Today is Dad’s birthday. The ache of missing him competes with all the memories, the laughter, the certainty that no matter what–he was always there for me.
Of course, in the way of children, I wish the way he’d been there for me had fallen more in line with MY wishes.
And that’s how it is with kids. They think the world revolves around them, that they should always be the first thing their parents think about when they wake in the morning and the last image they see before falling asleep at night. For the most part, parents do just that.
The reason parents don’t put their kids first all the time is because they’re not perfect. They have blind spots. Their own hopes and wishes. Histories and secrets they don’t share. Stuff they wouldn’t ever consider sharing with their children because they want to protect and keep them safe. Even if it puts them in a bad light.
I look back on my relationship with my father as having occurred in three distinct phases. The first was that of a child and it was the longest period, ending when my mother died 22 years ago. Until then, he was the autocratic parent and even though I was 42-years-old when my mother passed away (Dad was 68), I believe he still saw me as a child who needed his guidance.
Without my mother serving as a buffer, Dad and I found ourselves on new footing–more as friends, I think. We both missed Mom so much we wound up filling some of that void in each other. I saw more of his softer, vulnerable side as he learned to reach out to others after he lost his best friend.
Dad underwent bypass surgery at age 79 and that event, more than anything, reshaped and redefined our relationship. Not only did that experience alter much of his perspective on life, it altered mine. He learned that he could trust me to put him and his welfare first. I learned things about Dad that I’d never known: Events that happened to him as a small child. How the influence of his parents affected him. What monsters slept beneath his bed.
My life was never the same after that 10-day period I spent nursing him back to good health. For a short time, while I listened to him ramble, and cry, and share some of his innermost secrets, I was able to view life through the lenses of his glasses.
Without asking a single question, I simply listened and reached the perfect understanding about what had prompted him to be the person he was, why he’d behaved and spoken as he had, and how he–like me–was the child of his parents. The child of unfulfilled hopes, realized dreams … and fears. The child who’d wished his parents had been different but who loved them anyway.
That’s the thing about perspectives. They’re different. They originate from different places and angle themselves in different directions.

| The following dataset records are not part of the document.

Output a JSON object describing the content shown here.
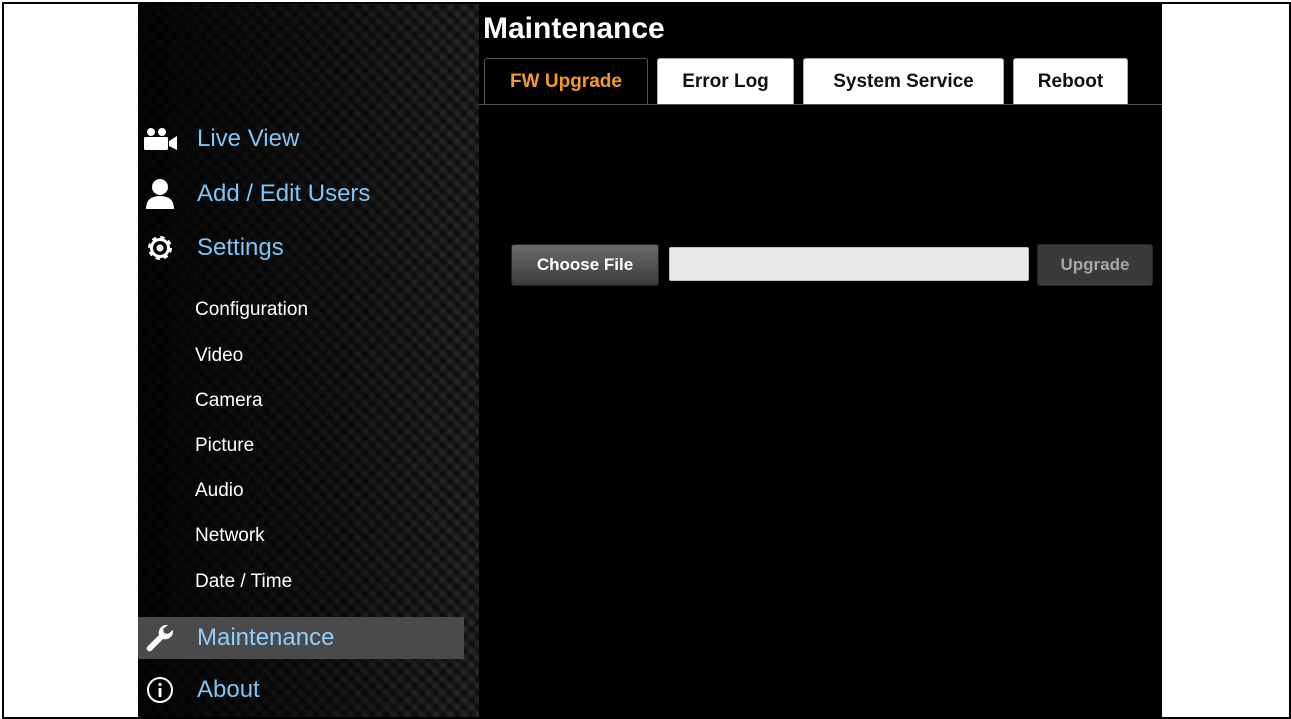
{
  "page": {
    "title": "Maintenance"
  },
  "tabs": [
    {
      "label": "FW Upgrade",
      "active": true
    },
    {
      "label": "Error Log",
      "active": false
    },
    {
      "label": "System Service",
      "active": false
    },
    {
      "label": "Reboot",
      "active": false
    }
  ],
  "sidebar": {
    "items": [
      {
        "label": "Live View",
        "icon": "video-camera-icon"
      },
      {
        "label": "Add / Edit Users",
        "icon": "user-icon"
      },
      {
        "label": "Settings",
        "icon": "gear-icon"
      },
      {
        "label": "Maintenance",
        "icon": "wrench-icon",
        "active": true
      },
      {
        "label": "About",
        "icon": "info-icon"
      }
    ],
    "sub_items": [
      {
        "label": "Configuration"
      },
      {
        "label": "Video"
      },
      {
        "label": "Camera"
      },
      {
        "label": "Picture"
      },
      {
        "label": "Audio"
      },
      {
        "label": "Network"
      },
      {
        "label": "Date / Time"
      }
    ]
  },
  "upgrade_form": {
    "choose_label": "Choose File",
    "file_value": "",
    "upgrade_label": "Upgrade"
  },
  "colors": {
    "link": "#7fc4f4",
    "active_tab_text": "#f39a2b",
    "active_nav_bg": "#4a4a4a"
  }
}
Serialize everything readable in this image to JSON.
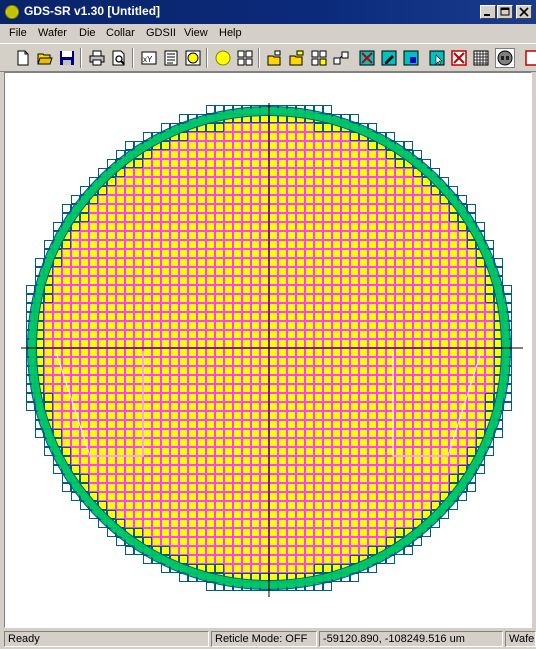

But perspectives don’t change the fact that regardless of who we are, where we come from, and what hurts us–we’re all much more alike than we are different.
Happy Birthday, Dad. I miss you, but I love you more.